BEGIN WORKING DATA
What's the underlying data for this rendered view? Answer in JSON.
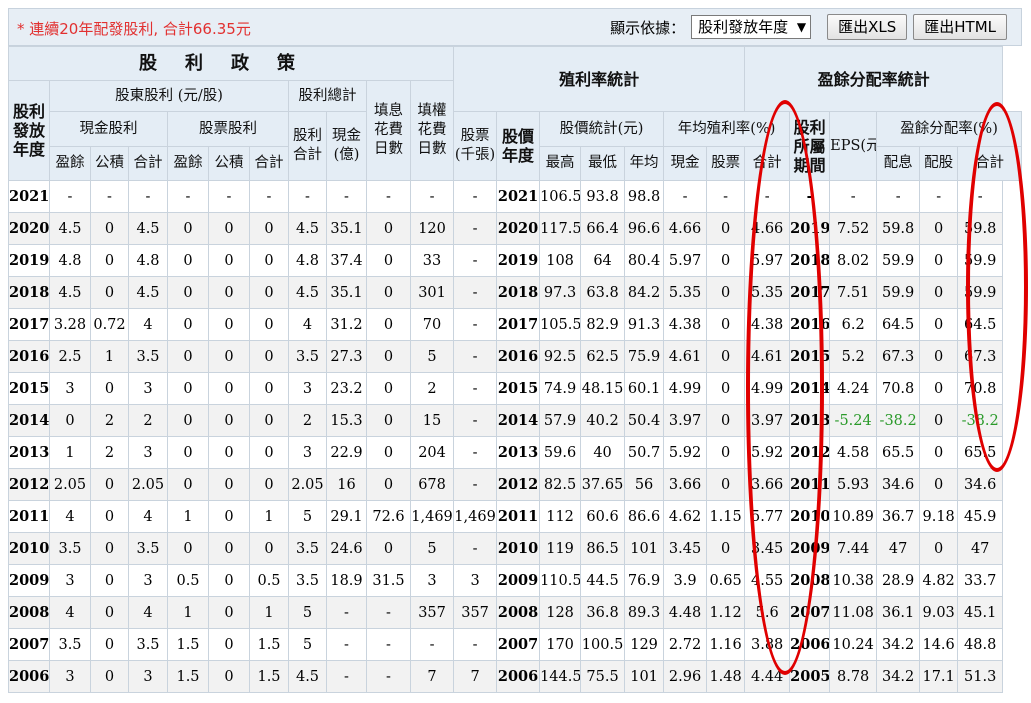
{
  "note": "* 連續20年配發股利, 合計66.35元",
  "toolbar": {
    "sort_label": "顯示依據：",
    "sort_value": "股利發放年度",
    "btn_xls": "匯出XLS",
    "btn_html": "匯出HTML"
  },
  "headers": {
    "policy": "股利政策",
    "div_year": "股利發放年度",
    "shareholder_div": "股東股利 (元/股)",
    "total_div_group": "股利總計",
    "fill_div_days": "填息花費日數",
    "fill_rights_days": "填權花費日數",
    "cash_div": "現金股利",
    "stock_div": "股票股利",
    "div_total": "股利合計",
    "cash_e": "現金(億)",
    "stock_k": "股票(千張)",
    "yield_stats": "殖利率統計",
    "price_year": "股價年度",
    "price_stats": "股價統計(元)",
    "avg_yield": "年均殖利率(%)",
    "payout_stats": "盈餘分配率統計",
    "profit_period": "股利所屬期間",
    "eps": "EPS(元)",
    "payout_rate": "盈餘分配率(%)",
    "sub": {
      "earnings": "盈餘",
      "reserve": "公積",
      "total": "合計",
      "high": "最高",
      "low": "最低",
      "avg": "年均",
      "cash": "現金",
      "stock": "股票",
      "pay_cash": "配息",
      "pay_stock": "配股"
    }
  },
  "rows": [
    [
      "2021",
      "-",
      "-",
      "-",
      "-",
      "-",
      "-",
      "-",
      "-",
      "-",
      "-",
      "-",
      "2021",
      "106.5",
      "93.8",
      "98.8",
      "-",
      "-",
      "-",
      "-",
      "-",
      "-",
      "-",
      "-"
    ],
    [
      "2020",
      "4.5",
      "0",
      "4.5",
      "0",
      "0",
      "0",
      "4.5",
      "35.1",
      "0",
      "120",
      "-",
      "2020",
      "117.5",
      "66.4",
      "96.6",
      "4.66",
      "0",
      "4.66",
      "2019",
      "7.52",
      "59.8",
      "0",
      "59.8"
    ],
    [
      "2019",
      "4.8",
      "0",
      "4.8",
      "0",
      "0",
      "0",
      "4.8",
      "37.4",
      "0",
      "33",
      "-",
      "2019",
      "108",
      "64",
      "80.4",
      "5.97",
      "0",
      "5.97",
      "2018",
      "8.02",
      "59.9",
      "0",
      "59.9"
    ],
    [
      "2018",
      "4.5",
      "0",
      "4.5",
      "0",
      "0",
      "0",
      "4.5",
      "35.1",
      "0",
      "301",
      "-",
      "2018",
      "97.3",
      "63.8",
      "84.2",
      "5.35",
      "0",
      "5.35",
      "2017",
      "7.51",
      "59.9",
      "0",
      "59.9"
    ],
    [
      "2017",
      "3.28",
      "0.72",
      "4",
      "0",
      "0",
      "0",
      "4",
      "31.2",
      "0",
      "70",
      "-",
      "2017",
      "105.5",
      "82.9",
      "91.3",
      "4.38",
      "0",
      "4.38",
      "2016",
      "6.2",
      "64.5",
      "0",
      "64.5"
    ],
    [
      "2016",
      "2.5",
      "1",
      "3.5",
      "0",
      "0",
      "0",
      "3.5",
      "27.3",
      "0",
      "5",
      "-",
      "2016",
      "92.5",
      "62.5",
      "75.9",
      "4.61",
      "0",
      "4.61",
      "2015",
      "5.2",
      "67.3",
      "0",
      "67.3"
    ],
    [
      "2015",
      "3",
      "0",
      "3",
      "0",
      "0",
      "0",
      "3",
      "23.2",
      "0",
      "2",
      "-",
      "2015",
      "74.9",
      "48.15",
      "60.1",
      "4.99",
      "0",
      "4.99",
      "2014",
      "4.24",
      "70.8",
      "0",
      "70.8"
    ],
    [
      "2014",
      "0",
      "2",
      "2",
      "0",
      "0",
      "0",
      "2",
      "15.3",
      "0",
      "15",
      "-",
      "2014",
      "57.9",
      "40.2",
      "50.4",
      "3.97",
      "0",
      "3.97",
      "2013",
      "-5.24",
      "-38.2",
      "0",
      "-38.2"
    ],
    [
      "2013",
      "1",
      "2",
      "3",
      "0",
      "0",
      "0",
      "3",
      "22.9",
      "0",
      "204",
      "-",
      "2013",
      "59.6",
      "40",
      "50.7",
      "5.92",
      "0",
      "5.92",
      "2012",
      "4.58",
      "65.5",
      "0",
      "65.5"
    ],
    [
      "2012",
      "2.05",
      "0",
      "2.05",
      "0",
      "0",
      "0",
      "2.05",
      "16",
      "0",
      "678",
      "-",
      "2012",
      "82.5",
      "37.65",
      "56",
      "3.66",
      "0",
      "3.66",
      "2011",
      "5.93",
      "34.6",
      "0",
      "34.6"
    ],
    [
      "2011",
      "4",
      "0",
      "4",
      "1",
      "0",
      "1",
      "5",
      "29.1",
      "72.6",
      "1,469",
      "1,469",
      "2011",
      "112",
      "60.6",
      "86.6",
      "4.62",
      "1.15",
      "5.77",
      "2010",
      "10.89",
      "36.7",
      "9.18",
      "45.9"
    ],
    [
      "2010",
      "3.5",
      "0",
      "3.5",
      "0",
      "0",
      "0",
      "3.5",
      "24.6",
      "0",
      "5",
      "-",
      "2010",
      "119",
      "86.5",
      "101",
      "3.45",
      "0",
      "3.45",
      "2009",
      "7.44",
      "47",
      "0",
      "47"
    ],
    [
      "2009",
      "3",
      "0",
      "3",
      "0.5",
      "0",
      "0.5",
      "3.5",
      "18.9",
      "31.5",
      "3",
      "3",
      "2009",
      "110.5",
      "44.5",
      "76.9",
      "3.9",
      "0.65",
      "4.55",
      "2008",
      "10.38",
      "28.9",
      "4.82",
      "33.7"
    ],
    [
      "2008",
      "4",
      "0",
      "4",
      "1",
      "0",
      "1",
      "5",
      "-",
      "-",
      "357",
      "357",
      "2008",
      "128",
      "36.8",
      "89.3",
      "4.48",
      "1.12",
      "5.6",
      "2007",
      "11.08",
      "36.1",
      "9.03",
      "45.1"
    ],
    [
      "2007",
      "3.5",
      "0",
      "3.5",
      "1.5",
      "0",
      "1.5",
      "5",
      "-",
      "-",
      "-",
      "-",
      "2007",
      "170",
      "100.5",
      "129",
      "2.72",
      "1.16",
      "3.88",
      "2006",
      "10.24",
      "34.2",
      "14.6",
      "48.8"
    ],
    [
      "2006",
      "3",
      "0",
      "3",
      "1.5",
      "0",
      "1.5",
      "4.5",
      "-",
      "-",
      "7",
      "7",
      "2006",
      "144.5",
      "75.5",
      "101",
      "2.96",
      "1.48",
      "4.44",
      "2005",
      "8.78",
      "34.2",
      "17.1",
      "51.3"
    ]
  ],
  "colors": {
    "header_bg": "#e4edf5",
    "note_red": "#e23030",
    "negative_green": "#2a9a2a",
    "ring_red": "#e00000"
  }
}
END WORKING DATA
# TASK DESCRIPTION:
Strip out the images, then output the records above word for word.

# RESPONSE AREA:
What's the underlying data for this rendered view? Answer in JSON.
{
  "note": "* 連續20年配發股利, 合計66.35元",
  "toolbar": {
    "sort_label": "顯示依據：",
    "sort_value": "股利發放年度",
    "btn_xls": "匯出XLS",
    "btn_html": "匯出HTML"
  },
  "headers": {
    "policy": "股利政策",
    "div_year": "股利發放年度",
    "shareholder_div": "股東股利 (元/股)",
    "total_div_group": "股利總計",
    "fill_div_days": "填息花費日數",
    "fill_rights_days": "填權花費日數",
    "cash_div": "現金股利",
    "stock_div": "股票股利",
    "div_total": "股利合計",
    "cash_e": "現金(億)",
    "stock_k": "股票(千張)",
    "yield_stats": "殖利率統計",
    "price_year": "股價年度",
    "price_stats": "股價統計(元)",
    "avg_yield": "年均殖利率(%)",
    "payout_stats": "盈餘分配率統計",
    "profit_period": "股利所屬期間",
    "eps": "EPS(元)",
    "payout_rate": "盈餘分配率(%)",
    "sub": {
      "earnings": "盈餘",
      "reserve": "公積",
      "total": "合計",
      "high": "最高",
      "low": "最低",
      "avg": "年均",
      "cash": "現金",
      "stock": "股票",
      "pay_cash": "配息",
      "pay_stock": "配股"
    }
  },
  "rows": [
    [
      "2021",
      "-",
      "-",
      "-",
      "-",
      "-",
      "-",
      "-",
      "-",
      "-",
      "-",
      "-",
      "2021",
      "106.5",
      "93.8",
      "98.8",
      "-",
      "-",
      "-",
      "-",
      "-",
      "-",
      "-",
      "-"
    ],
    [
      "2020",
      "4.5",
      "0",
      "4.5",
      "0",
      "0",
      "0",
      "4.5",
      "35.1",
      "0",
      "120",
      "-",
      "2020",
      "117.5",
      "66.4",
      "96.6",
      "4.66",
      "0",
      "4.66",
      "2019",
      "7.52",
      "59.8",
      "0",
      "59.8"
    ],
    [
      "2019",
      "4.8",
      "0",
      "4.8",
      "0",
      "0",
      "0",
      "4.8",
      "37.4",
      "0",
      "33",
      "-",
      "2019",
      "108",
      "64",
      "80.4",
      "5.97",
      "0",
      "5.97",
      "2018",
      "8.02",
      "59.9",
      "0",
      "59.9"
    ],
    [
      "2018",
      "4.5",
      "0",
      "4.5",
      "0",
      "0",
      "0",
      "4.5",
      "35.1",
      "0",
      "301",
      "-",
      "2018",
      "97.3",
      "63.8",
      "84.2",
      "5.35",
      "0",
      "5.35",
      "2017",
      "7.51",
      "59.9",
      "0",
      "59.9"
    ],
    [
      "2017",
      "3.28",
      "0.72",
      "4",
      "0",
      "0",
      "0",
      "4",
      "31.2",
      "0",
      "70",
      "-",
      "2017",
      "105.5",
      "82.9",
      "91.3",
      "4.38",
      "0",
      "4.38",
      "2016",
      "6.2",
      "64.5",
      "0",
      "64.5"
    ],
    [
      "2016",
      "2.5",
      "1",
      "3.5",
      "0",
      "0",
      "0",
      "3.5",
      "27.3",
      "0",
      "5",
      "-",
      "2016",
      "92.5",
      "62.5",
      "75.9",
      "4.61",
      "0",
      "4.61",
      "2015",
      "5.2",
      "67.3",
      "0",
      "67.3"
    ],
    [
      "2015",
      "3",
      "0",
      "3",
      "0",
      "0",
      "0",
      "3",
      "23.2",
      "0",
      "2",
      "-",
      "2015",
      "74.9",
      "48.15",
      "60.1",
      "4.99",
      "0",
      "4.99",
      "2014",
      "4.24",
      "70.8",
      "0",
      "70.8"
    ],
    [
      "2014",
      "0",
      "2",
      "2",
      "0",
      "0",
      "0",
      "2",
      "15.3",
      "0",
      "15",
      "-",
      "2014",
      "57.9",
      "40.2",
      "50.4",
      "3.97",
      "0",
      "3.97",
      "2013",
      "-5.24",
      "-38.2",
      "0",
      "-38.2"
    ],
    [
      "2013",
      "1",
      "2",
      "3",
      "0",
      "0",
      "0",
      "3",
      "22.9",
      "0",
      "204",
      "-",
      "2013",
      "59.6",
      "40",
      "50.7",
      "5.92",
      "0",
      "5.92",
      "2012",
      "4.58",
      "65.5",
      "0",
      "65.5"
    ],
    [
      "2012",
      "2.05",
      "0",
      "2.05",
      "0",
      "0",
      "0",
      "2.05",
      "16",
      "0",
      "678",
      "-",
      "2012",
      "82.5",
      "37.65",
      "56",
      "3.66",
      "0",
      "3.66",
      "2011",
      "5.93",
      "34.6",
      "0",
      "34.6"
    ],
    [
      "2011",
      "4",
      "0",
      "4",
      "1",
      "0",
      "1",
      "5",
      "29.1",
      "72.6",
      "1,469",
      "1,469",
      "2011",
      "112",
      "60.6",
      "86.6",
      "4.62",
      "1.15",
      "5.77",
      "2010",
      "10.89",
      "36.7",
      "9.18",
      "45.9"
    ],
    [
      "2010",
      "3.5",
      "0",
      "3.5",
      "0",
      "0",
      "0",
      "3.5",
      "24.6",
      "0",
      "5",
      "-",
      "2010",
      "119",
      "86.5",
      "101",
      "3.45",
      "0",
      "3.45",
      "2009",
      "7.44",
      "47",
      "0",
      "47"
    ],
    [
      "2009",
      "3",
      "0",
      "3",
      "0.5",
      "0",
      "0.5",
      "3.5",
      "18.9",
      "31.5",
      "3",
      "3",
      "2009",
      "110.5",
      "44.5",
      "76.9",
      "3.9",
      "0.65",
      "4.55",
      "2008",
      "10.38",
      "28.9",
      "4.82",
      "33.7"
    ],
    [
      "2008",
      "4",
      "0",
      "4",
      "1",
      "0",
      "1",
      "5",
      "-",
      "-",
      "357",
      "357",
      "2008",
      "128",
      "36.8",
      "89.3",
      "4.48",
      "1.12",
      "5.6",
      "2007",
      "11.08",
      "36.1",
      "9.03",
      "45.1"
    ],
    [
      "2007",
      "3.5",
      "0",
      "3.5",
      "1.5",
      "0",
      "1.5",
      "5",
      "-",
      "-",
      "-",
      "-",
      "2007",
      "170",
      "100.5",
      "129",
      "2.72",
      "1.16",
      "3.88",
      "2006",
      "10.24",
      "34.2",
      "14.6",
      "48.8"
    ],
    [
      "2006",
      "3",
      "0",
      "3",
      "1.5",
      "0",
      "1.5",
      "4.5",
      "-",
      "-",
      "7",
      "7",
      "2006",
      "144.5",
      "75.5",
      "101",
      "2.96",
      "1.48",
      "4.44",
      "2005",
      "8.78",
      "34.2",
      "17.1",
      "51.3"
    ]
  ],
  "colors": {
    "header_bg": "#e4edf5",
    "note_red": "#e23030",
    "negative_green": "#2a9a2a",
    "ring_red": "#e00000"
  }
}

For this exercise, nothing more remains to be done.